But on the other hand, here in Madinah, everyone is not only fasting, but Alhamdulillah everyone is Muslim ? So not only are stores closed during the time of fasting, but you won’t even see a person eating in public! Also, everywhere you go, you'll find people giving out free iftars before Maghrib and taraweeh being prayed in virtually every neighborhood. It's really one of the most memorable experiences I've seen since I've lived here and I truly admire it because it really amplifies unity and a sense of love despite being total strangers ?
3. What are some of the challenges you faced whilst fasting in Madinah?

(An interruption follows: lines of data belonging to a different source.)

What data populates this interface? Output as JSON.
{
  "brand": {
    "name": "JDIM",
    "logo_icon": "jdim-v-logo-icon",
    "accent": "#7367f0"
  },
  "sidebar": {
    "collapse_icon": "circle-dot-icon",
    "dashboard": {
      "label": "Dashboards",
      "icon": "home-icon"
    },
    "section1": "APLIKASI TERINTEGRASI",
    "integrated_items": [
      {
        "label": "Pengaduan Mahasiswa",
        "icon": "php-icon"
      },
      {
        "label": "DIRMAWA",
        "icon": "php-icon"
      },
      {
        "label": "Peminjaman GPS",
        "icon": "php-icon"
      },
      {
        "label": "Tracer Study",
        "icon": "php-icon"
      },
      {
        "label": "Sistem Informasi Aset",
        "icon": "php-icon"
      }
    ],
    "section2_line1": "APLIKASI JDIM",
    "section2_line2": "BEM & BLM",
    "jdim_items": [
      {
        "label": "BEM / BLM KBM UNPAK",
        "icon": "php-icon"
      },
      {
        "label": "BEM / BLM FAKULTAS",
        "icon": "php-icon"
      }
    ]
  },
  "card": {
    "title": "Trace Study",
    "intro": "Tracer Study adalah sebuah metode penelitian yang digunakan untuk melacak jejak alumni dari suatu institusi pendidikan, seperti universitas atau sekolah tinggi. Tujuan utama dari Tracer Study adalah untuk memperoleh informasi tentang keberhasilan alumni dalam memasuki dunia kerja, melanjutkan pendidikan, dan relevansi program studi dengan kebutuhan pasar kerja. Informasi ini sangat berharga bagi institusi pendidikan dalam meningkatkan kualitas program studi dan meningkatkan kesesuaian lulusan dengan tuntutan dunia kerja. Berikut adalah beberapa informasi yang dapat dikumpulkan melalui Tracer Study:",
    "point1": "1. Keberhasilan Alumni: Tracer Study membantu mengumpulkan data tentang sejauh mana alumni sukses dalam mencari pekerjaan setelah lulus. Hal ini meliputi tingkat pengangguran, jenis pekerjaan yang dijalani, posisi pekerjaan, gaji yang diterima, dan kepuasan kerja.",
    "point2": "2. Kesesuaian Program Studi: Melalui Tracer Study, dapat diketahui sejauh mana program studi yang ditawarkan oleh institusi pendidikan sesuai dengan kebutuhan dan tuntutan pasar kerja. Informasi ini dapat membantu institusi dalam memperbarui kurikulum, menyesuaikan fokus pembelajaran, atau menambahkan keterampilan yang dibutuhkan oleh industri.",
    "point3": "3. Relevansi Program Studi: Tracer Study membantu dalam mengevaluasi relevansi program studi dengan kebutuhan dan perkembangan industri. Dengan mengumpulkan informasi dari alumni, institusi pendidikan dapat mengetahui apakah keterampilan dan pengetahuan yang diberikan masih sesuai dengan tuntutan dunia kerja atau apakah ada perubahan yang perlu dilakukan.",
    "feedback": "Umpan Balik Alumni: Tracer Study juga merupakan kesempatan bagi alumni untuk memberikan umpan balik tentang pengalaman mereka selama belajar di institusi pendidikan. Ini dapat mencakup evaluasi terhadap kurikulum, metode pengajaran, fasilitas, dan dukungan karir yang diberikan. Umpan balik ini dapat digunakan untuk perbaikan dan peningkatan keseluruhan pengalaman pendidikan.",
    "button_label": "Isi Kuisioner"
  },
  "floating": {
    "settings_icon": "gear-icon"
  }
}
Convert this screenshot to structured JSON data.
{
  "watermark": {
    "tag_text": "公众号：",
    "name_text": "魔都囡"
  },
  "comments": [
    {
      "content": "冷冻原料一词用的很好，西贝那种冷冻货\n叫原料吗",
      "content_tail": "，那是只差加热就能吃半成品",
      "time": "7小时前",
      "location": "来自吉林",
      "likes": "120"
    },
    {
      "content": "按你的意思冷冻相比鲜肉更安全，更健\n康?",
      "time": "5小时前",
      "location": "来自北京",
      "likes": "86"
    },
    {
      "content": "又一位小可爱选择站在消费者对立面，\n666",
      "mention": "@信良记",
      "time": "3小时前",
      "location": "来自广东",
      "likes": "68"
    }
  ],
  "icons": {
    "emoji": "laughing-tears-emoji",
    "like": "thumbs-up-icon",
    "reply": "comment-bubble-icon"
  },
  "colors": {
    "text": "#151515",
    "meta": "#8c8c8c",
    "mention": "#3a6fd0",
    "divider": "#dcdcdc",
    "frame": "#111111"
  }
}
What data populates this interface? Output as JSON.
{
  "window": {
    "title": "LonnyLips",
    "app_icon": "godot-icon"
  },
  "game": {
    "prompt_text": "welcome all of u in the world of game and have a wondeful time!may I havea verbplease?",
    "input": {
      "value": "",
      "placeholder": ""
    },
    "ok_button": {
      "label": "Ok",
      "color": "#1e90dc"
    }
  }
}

I must admit, the biggest challenge that comes with fasting in Madinah is thirst from the heat ?? It's over 100° Fahrenheit (~38°C) every day here, which is much hotter than what I am used to back in the States ? But Alhamdulillah, I've been adapting well as the days go by.
4. How do you balance between studying and spiritual activities?
To be frank, it has been a bit tough to balance between studying and spirituality, but then it became easier when I realized, studying Islam also falls under spirituality! So even if I can read a little less Quran or pray a little less at night, for the sake of studying, either way I am being rewarded by Allah swt insha’Allah ?
Alhamdulillah, since this is a almost 100% Muslim city, the entire schedule of every aspect of society changes, from store and restaurant hours to government offices hours to bus and taxi services to even school hours at my university! They have cut all class hours in half; so what was normally 4 hours of school per day became only 2 hours! All evening classes And of course all the evening classes end 2-3 hours before Maghrib to give us more time to prepare for iftar! You simply can't get such a peaceful experience elsewhere! ?
5. What do you hope for our readers to take away from your story?
I hope people can look at me and be inspired to learn about their faith and teach others. I came from a majority non-Muslim country and went to public schools my whole life so I never got to really study Islam, yet I was still accepted to study in this prestigious university! So this really shows that no matter the odds, if you really want something and make plenty of dua for it, Allah will grant you it ?
Ali makes educational videos on Islam and even shares his experience in Madinah and Makkah through his social media under the name Young Dawah (and he even filmed a video for us, so stay tuned! ?), so do check out these links below!